BRIEF: How many lines of these entries include the string "selected"? State the number alone.

Element data from apps and pages:
——————
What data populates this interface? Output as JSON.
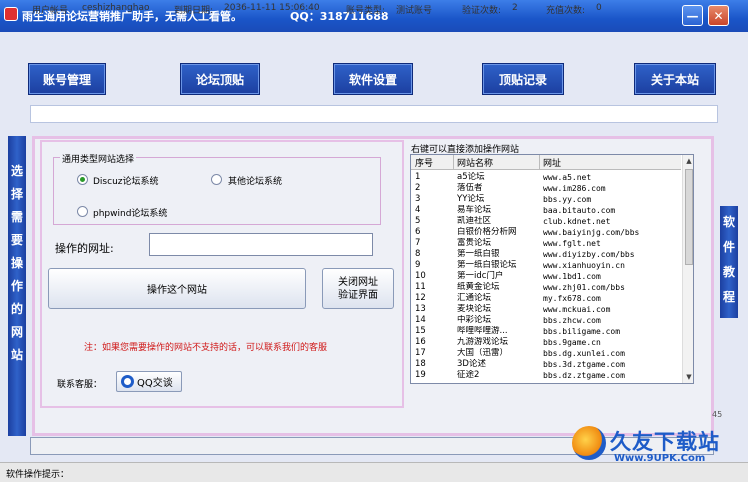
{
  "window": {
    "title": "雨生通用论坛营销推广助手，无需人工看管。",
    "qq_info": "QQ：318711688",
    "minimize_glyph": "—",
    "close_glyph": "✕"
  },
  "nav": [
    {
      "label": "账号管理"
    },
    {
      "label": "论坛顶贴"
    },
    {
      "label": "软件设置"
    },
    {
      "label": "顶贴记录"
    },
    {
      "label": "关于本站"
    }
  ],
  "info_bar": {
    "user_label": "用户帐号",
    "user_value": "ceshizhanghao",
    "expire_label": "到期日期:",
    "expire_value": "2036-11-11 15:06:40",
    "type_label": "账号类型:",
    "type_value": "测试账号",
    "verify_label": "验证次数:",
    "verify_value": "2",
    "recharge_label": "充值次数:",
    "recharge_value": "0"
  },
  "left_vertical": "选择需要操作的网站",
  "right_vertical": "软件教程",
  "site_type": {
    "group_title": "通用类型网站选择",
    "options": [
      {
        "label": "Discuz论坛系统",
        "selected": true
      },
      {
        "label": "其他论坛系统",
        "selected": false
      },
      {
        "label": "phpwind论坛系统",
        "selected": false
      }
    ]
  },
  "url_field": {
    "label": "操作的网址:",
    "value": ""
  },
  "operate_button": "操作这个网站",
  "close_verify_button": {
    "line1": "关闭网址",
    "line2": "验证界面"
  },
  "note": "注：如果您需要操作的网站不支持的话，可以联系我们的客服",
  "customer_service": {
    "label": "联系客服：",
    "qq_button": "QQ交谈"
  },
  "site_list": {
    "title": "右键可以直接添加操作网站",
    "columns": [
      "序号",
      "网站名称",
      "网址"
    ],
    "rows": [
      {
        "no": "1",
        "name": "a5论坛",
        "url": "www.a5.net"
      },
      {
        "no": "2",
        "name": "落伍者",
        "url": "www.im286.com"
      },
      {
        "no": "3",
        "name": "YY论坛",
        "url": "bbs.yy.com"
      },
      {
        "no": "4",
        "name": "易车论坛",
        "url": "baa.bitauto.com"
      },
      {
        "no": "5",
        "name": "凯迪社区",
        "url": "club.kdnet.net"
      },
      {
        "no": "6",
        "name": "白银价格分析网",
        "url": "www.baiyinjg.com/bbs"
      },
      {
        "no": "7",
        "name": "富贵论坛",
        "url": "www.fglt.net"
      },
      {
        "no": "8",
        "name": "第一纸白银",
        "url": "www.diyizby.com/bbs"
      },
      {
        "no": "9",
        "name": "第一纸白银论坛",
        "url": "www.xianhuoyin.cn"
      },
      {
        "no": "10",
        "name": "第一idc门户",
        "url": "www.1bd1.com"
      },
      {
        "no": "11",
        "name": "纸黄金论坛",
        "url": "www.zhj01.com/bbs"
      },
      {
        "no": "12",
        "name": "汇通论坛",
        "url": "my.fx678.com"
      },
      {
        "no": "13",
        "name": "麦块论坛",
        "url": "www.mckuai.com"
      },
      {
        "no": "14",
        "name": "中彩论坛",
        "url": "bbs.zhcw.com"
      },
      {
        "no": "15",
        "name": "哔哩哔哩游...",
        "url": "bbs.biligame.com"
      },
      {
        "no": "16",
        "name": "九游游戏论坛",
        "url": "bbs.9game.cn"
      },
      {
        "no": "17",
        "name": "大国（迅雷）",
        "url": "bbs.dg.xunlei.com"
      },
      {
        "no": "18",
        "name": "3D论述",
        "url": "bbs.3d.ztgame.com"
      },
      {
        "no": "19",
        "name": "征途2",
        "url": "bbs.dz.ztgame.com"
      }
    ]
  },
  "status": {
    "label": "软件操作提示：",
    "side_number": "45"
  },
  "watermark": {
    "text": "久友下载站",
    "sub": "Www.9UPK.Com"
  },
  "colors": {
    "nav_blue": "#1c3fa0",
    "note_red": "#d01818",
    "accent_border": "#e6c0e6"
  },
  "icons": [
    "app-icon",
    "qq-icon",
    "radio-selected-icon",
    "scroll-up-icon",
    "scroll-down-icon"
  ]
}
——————
ANSWER SPACE: 4